Council also agreed to await further information regarding a Capital Delivery Strategic Programme Review as part of a review of the 2022/23 and 23/24 capital works programme over the next month.
Council opted to not approve $460,000 for an extension of water and wastewater to Beacon Street, Waihola . The reason being that the area was currently zoned rural and based on a realistic estimate of the number of properties, it was considered unlikely that the investment in infrastructure in this area, would be recovered in the foreseeable future.
Council approved $500,000 to bring forward the Kaka Point Reservoir renewal project to the 2022/23 Year (funded from urban water by way of a loan). The Richardson Rural Water Scheme Committee requested that this be bought forward to coincide with the other reservoir upgrades around the district therefore providing better pricing and increased capacity for the Kaka Point Township.

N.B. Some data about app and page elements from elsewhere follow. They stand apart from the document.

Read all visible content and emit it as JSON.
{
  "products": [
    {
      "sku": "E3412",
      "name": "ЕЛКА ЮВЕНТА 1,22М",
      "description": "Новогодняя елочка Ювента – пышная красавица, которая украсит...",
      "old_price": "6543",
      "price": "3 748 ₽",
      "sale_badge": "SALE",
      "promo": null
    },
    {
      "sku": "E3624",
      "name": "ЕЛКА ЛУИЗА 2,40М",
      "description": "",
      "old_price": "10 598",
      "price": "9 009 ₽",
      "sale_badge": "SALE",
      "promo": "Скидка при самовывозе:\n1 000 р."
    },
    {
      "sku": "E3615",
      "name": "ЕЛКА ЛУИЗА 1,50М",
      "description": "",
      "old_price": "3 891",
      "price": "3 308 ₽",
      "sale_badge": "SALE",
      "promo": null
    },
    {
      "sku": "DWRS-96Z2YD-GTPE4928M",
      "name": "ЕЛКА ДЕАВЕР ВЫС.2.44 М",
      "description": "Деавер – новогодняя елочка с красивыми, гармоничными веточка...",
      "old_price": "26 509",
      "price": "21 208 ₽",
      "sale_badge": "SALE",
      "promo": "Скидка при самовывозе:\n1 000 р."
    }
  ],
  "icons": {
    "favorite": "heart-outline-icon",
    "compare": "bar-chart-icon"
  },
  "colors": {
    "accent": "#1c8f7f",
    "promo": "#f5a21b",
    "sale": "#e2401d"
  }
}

Funding of $50,000 has been approved by Council for the balance of the previous earmarked “Provincial Growth Fund” (PGF) work for the Waiwera South, Waitahuna and Owaka Community Centres. It will now be funded from reserves from each hall and its operating budgets. Unfortunately Council is not able to reallocate underspent PGF funding between hall projects, however the current reserve budgets have been identified as being available reserves to cover these additional costs without requiring a loan or additional rates.
A $50,000 budget has been earmarked for painting and other capital upgrades at the Kaitangata Pool – to be funded from Kaitangata Pool Reserves. Council congratulated the Kaitangata Pool Committee on the work they have done.
Final minor adjustments to overall financials will be made by Council staff to ensure the budgets approved by Council at the Annual Plan Decisions meeting include an overall rates change of below 4% and meet the 30% cap (applied to the uniform annual general charge and other targeted rates) which is required under section 21 of the Local Government (Rating) Act.
Council staff will now update the proposed 2022-23 Annual Plan in preparation for it to be adopted at a Council Meeting on June 23, 2022.